TOKYO -- Japan has relaxed some restrictions on retailers, even as the government extended a state of emergency for nine prefectures, but department store operators remain downbeat about their business prospects.
On Tuesday, just over a month before the Olympic Games are set to kick off, Prime Minister Yoshihide Suga's government extended the state of emergency in Tokyo, Osaka and seven other prefectures to June 20. The state of emergency was declared on April 25 and has since been extended twice.
Before Tuesday, the government had asked that department stores close all sections but groceries and some restaurants. But now, department stores can fully open until 8 p.m. on weekdays. They are still asked to close luxury brand shops and jewelry stores at weekends to minimize the flow of shoppers.
Yet, department store operators remain pessimistic. "We are not welcoming this restriction relaxation with open arms," a spokesperson for Japan's biggest department store operator Isetan Mitsukoshi Holdings told Nikkei Asia. "Depending on the infection situation, there might be another restriction in the future. We still have to brace ourselves."
Other retailers are also feeling the sting. Japan Department Stores Association last week told the governors of the nine prefectures under the state of emergency to allow department stores to stay open.
Yoshio Murata, chairman of the association who is also president of Takashimaya, said in a statement sales for department stores in target areas had "significantly dropped" and the situation was "extremely serious."

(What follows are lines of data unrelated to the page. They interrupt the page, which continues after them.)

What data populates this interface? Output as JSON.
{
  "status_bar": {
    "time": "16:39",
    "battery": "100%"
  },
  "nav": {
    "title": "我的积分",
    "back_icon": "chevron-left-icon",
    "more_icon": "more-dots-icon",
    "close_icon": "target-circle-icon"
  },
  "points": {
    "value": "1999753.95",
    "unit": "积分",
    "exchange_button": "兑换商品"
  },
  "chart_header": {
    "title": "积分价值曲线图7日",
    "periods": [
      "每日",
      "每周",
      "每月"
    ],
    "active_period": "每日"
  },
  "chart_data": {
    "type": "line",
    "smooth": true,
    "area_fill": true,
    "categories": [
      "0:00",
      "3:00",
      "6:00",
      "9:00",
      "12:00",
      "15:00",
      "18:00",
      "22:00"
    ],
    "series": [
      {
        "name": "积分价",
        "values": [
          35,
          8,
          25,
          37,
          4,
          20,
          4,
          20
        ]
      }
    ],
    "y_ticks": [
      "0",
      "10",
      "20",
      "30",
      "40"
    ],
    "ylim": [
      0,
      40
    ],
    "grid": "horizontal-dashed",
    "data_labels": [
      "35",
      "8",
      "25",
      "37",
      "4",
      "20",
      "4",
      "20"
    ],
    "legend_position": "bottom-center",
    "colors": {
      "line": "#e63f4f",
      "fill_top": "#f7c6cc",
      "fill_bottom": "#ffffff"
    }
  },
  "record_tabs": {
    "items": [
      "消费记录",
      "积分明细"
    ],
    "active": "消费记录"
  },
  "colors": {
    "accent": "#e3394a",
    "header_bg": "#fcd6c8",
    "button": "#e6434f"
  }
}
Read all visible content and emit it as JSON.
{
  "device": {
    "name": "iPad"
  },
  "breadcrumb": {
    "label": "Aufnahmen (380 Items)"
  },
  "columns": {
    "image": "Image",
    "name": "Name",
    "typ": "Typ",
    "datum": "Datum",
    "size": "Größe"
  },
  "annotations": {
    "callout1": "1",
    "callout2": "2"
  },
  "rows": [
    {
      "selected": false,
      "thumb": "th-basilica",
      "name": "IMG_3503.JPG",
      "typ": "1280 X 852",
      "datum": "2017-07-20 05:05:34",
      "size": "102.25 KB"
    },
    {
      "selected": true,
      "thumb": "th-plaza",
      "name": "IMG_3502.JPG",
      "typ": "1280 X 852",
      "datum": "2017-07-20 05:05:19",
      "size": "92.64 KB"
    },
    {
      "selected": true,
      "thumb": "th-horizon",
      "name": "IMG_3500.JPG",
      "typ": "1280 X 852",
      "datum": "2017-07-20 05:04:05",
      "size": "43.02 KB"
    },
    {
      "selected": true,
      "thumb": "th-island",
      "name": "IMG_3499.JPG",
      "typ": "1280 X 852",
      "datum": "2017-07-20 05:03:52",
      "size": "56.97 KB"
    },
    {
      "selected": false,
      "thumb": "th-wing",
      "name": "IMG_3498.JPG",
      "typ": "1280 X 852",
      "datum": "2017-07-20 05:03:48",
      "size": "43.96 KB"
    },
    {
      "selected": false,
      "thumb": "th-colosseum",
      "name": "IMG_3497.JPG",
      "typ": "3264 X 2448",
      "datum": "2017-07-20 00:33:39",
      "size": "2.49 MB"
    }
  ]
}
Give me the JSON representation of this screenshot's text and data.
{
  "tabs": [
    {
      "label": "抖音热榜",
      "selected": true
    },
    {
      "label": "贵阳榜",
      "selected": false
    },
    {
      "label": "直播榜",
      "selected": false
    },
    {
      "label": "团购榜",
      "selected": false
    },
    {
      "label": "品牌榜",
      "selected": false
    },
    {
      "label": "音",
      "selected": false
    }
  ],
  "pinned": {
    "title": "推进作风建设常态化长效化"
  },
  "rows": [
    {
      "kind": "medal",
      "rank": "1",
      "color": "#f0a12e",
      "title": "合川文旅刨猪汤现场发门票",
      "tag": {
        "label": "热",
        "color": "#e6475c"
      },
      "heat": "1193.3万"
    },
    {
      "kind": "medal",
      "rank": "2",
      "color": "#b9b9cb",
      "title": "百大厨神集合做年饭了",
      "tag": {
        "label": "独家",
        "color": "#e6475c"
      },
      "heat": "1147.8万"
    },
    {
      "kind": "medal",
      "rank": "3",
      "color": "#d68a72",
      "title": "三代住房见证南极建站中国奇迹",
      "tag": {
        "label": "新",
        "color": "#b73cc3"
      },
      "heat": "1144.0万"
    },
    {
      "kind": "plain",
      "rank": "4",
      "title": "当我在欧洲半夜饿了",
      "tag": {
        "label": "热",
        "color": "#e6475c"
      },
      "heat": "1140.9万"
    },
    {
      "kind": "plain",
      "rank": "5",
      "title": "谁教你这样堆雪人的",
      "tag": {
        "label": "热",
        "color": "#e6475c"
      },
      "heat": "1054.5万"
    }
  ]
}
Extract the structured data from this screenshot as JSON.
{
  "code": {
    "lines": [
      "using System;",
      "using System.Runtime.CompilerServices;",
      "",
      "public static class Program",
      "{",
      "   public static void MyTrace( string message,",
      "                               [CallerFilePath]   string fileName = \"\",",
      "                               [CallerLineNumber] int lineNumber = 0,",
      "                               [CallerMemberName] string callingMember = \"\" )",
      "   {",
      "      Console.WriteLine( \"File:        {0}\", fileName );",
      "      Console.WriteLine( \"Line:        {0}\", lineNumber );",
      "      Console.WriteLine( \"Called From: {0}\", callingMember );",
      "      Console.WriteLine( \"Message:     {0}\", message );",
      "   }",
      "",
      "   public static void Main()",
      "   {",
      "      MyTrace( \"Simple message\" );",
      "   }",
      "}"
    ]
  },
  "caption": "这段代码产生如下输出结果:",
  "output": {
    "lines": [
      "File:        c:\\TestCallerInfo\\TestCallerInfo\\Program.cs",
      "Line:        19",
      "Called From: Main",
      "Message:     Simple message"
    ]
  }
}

"If this continues,... it will have an enormous impact not only on the department stores but also on the employment and business continuity of our suppliers," he added.
According to the association, sales of Tokyo's department stores fell 32% in April from the same month in 2019, before the pandemic struck.
Japan Council of Shopping Centers, Japan Retailers Association, and two other industry groups jointly issued a statement last week asking for government support.
Commercial landlords have to reduce or forgive rentals if tenants are struggling and the industry groups are asking the government to offer financial aid to make up for their income shortfall.
"If retailers follow authorities' request, they are not fully compensated," said Yoshihiro Sakata, an analyst at Tokyo Shoko Research. "As many retailers are facing an existential crisis, many may start to think what is the point of following the request if they keep losing money."
Credit Suisse Securities retail analyst Takahiro Kazahaya believes that there is "finally a light at the end of a long tunnel," as the elderly started getting inoculated in April, as a first stage of the country's vaccination program.
But he said that even if struggling retailers manage to weather the pandemic, they face challenges, not least the changes in consumer behavior brought on by over a year of working from home. For example, demand for office clothes, fancy shoes and cosmetics might take more time to recover to pre-pandemic levels.
"For department stores that are losing tenants amid the crisis, a question remains if they are still attractive to shoppers," said Kazahaya. "No one can guarantee that customers will go back to the stores just because the pandemic is over."
Takahide Kiuchi, an executive economist at Nomura Research Institute, estimates that the latest extension of the state of emergency is costing the Japanese economy 1.24 trillion yen ($11.3 billion).
Japan reported 3,036 new infections on Wednesday, down from a high of around 7,049 on May 12.
Tokyo is expected to host the Olympics in around 50 days. Yet, analysts said retailers were not heartened by the prospect.
"I don't think the Olympics are relevant for retailers anymore as they're not going to have [foreign] spectators and the athletes are not going to be moving around," said Mike Allen, an analyst at Jefferies Japan. "I don't think the Olympics makes any difference at all for retailers."